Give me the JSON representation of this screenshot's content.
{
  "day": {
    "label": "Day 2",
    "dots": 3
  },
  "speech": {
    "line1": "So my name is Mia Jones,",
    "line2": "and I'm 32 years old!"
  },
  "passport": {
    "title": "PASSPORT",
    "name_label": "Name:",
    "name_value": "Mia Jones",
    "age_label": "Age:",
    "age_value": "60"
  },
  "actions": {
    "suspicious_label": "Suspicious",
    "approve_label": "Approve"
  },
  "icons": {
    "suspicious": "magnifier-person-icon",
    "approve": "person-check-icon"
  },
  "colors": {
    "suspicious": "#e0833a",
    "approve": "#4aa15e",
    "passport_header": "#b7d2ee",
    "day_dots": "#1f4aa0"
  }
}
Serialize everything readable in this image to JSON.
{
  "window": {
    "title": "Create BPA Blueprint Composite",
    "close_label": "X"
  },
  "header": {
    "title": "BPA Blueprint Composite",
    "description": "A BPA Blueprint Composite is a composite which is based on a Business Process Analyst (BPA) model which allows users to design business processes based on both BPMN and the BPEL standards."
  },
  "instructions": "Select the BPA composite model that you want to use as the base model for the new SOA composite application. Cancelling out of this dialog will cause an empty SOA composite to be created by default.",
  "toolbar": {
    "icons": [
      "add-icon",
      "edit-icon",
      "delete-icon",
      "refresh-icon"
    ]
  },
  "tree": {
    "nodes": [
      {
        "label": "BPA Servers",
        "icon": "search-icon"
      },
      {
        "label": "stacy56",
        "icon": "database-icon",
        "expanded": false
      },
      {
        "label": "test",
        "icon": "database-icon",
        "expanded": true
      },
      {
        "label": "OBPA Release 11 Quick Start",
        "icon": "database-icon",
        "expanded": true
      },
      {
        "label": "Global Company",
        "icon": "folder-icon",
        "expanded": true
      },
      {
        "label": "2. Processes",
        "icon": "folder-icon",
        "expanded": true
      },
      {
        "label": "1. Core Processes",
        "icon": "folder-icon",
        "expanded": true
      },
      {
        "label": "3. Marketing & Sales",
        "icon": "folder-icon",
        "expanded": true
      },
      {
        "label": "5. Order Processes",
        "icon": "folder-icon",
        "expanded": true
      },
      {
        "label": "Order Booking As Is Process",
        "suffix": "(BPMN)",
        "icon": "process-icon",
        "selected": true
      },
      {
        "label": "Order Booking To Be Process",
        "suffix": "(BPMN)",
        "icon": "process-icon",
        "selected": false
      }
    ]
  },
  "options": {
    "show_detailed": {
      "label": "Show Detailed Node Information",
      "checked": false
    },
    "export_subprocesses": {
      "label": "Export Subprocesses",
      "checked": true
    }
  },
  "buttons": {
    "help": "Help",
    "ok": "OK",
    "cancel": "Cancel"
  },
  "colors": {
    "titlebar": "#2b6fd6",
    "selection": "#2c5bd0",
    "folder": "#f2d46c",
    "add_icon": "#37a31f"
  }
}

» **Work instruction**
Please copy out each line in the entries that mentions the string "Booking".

» **Answer section**
        "label": "Order Booking As Is Process",
        "label": "Order Booking To Be Process",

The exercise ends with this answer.